Exercise input
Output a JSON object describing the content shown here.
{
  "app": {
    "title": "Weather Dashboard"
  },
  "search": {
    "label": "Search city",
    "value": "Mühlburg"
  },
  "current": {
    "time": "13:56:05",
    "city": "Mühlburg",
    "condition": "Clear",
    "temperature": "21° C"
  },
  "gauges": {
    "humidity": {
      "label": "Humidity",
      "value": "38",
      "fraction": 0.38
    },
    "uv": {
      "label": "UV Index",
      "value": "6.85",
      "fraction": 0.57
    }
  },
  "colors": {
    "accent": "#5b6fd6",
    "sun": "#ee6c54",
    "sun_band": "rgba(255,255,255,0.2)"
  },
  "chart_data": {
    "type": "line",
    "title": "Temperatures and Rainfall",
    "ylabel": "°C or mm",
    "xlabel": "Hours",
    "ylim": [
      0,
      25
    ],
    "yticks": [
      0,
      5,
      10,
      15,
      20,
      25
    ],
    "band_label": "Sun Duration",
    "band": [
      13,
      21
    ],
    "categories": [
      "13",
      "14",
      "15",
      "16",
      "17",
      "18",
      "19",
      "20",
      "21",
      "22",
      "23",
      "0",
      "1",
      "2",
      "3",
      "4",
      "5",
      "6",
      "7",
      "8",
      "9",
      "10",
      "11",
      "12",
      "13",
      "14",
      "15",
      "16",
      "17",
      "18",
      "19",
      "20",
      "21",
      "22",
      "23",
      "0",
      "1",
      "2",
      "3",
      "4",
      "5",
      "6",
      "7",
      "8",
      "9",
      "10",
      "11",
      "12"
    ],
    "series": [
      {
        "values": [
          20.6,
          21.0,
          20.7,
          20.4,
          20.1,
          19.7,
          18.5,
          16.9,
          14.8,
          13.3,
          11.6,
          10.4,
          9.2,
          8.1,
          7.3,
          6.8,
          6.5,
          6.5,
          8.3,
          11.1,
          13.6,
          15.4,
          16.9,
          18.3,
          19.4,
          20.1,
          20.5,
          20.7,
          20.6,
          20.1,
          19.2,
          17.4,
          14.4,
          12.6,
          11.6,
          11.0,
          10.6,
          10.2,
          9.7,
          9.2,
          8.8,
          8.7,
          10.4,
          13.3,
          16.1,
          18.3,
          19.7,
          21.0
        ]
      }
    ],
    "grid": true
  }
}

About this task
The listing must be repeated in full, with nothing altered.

Written response
Output a JSON object describing the content shown here.
{
  "app": {
    "title": "Weather Dashboard"
  },
  "search": {
    "label": "Search city",
    "value": "Mühlburg"
  },
  "current": {
    "time": "13:56:05",
    "city": "Mühlburg",
    "condition": "Clear",
    "temperature": "21° C"
  },
  "gauges": {
    "humidity": {
      "label": "Humidity",
      "value": "38",
      "fraction": 0.38
    },
    "uv": {
      "label": "UV Index",
      "value": "6.85",
      "fraction": 0.57
    }
  },
  "colors": {
    "accent": "#5b6fd6",
    "sun": "#ee6c54",
    "sun_band": "rgba(255,255,255,0.2)"
  },
  "chart_data": {
    "type": "line",
    "title": "Temperatures and Rainfall",
    "ylabel": "°C or mm",
    "xlabel": "Hours",
    "ylim": [
      0,
      25
    ],
    "yticks": [
      0,
      5,
      10,
      15,
      20,
      25
    ],
    "band_label": "Sun Duration",
    "band": [
      13,
      21
    ],
    "categories": [
      "13",
      "14",
      "15",
      "16",
      "17",
      "18",
      "19",
      "20",
      "21",
      "22",
      "23",
      "0",
      "1",
      "2",
      "3",
      "4",
      "5",
      "6",
      "7",
      "8",
      "9",
      "10",
      "11",
      "12",
      "13",
      "14",
      "15",
      "16",
      "17",
      "18",
      "19",
      "20",
      "21",
      "22",
      "23",
      "0",
      "1",
      "2",
      "3",
      "4",
      "5",
      "6",
      "7",
      "8",
      "9",
      "10",
      "11",
      "12"
    ],
    "series": [
      {
        "values": [
          20.6,
          21.0,
          20.7,
          20.4,
          20.1,
          19.7,
          18.5,
          16.9,
          14.8,
          13.3,
          11.6,
          10.4,
          9.2,
          8.1,
          7.3,
          6.8,
          6.5,
          6.5,
          8.3,
          11.1,
          13.6,
          15.4,
          16.9,
          18.3,
          19.4,
          20.1,
          20.5,
          20.7,
          20.6,
          20.1,
          19.2,
          17.4,
          14.4,
          12.6,
          11.6,
          11.0,
          10.6,
          10.2,
          9.7,
          9.2,
          8.8,
          8.7,
          10.4,
          13.3,
          16.1,
          18.3,
          19.7,
          21.0
        ]
      }
    ],
    "grid": true
  }
}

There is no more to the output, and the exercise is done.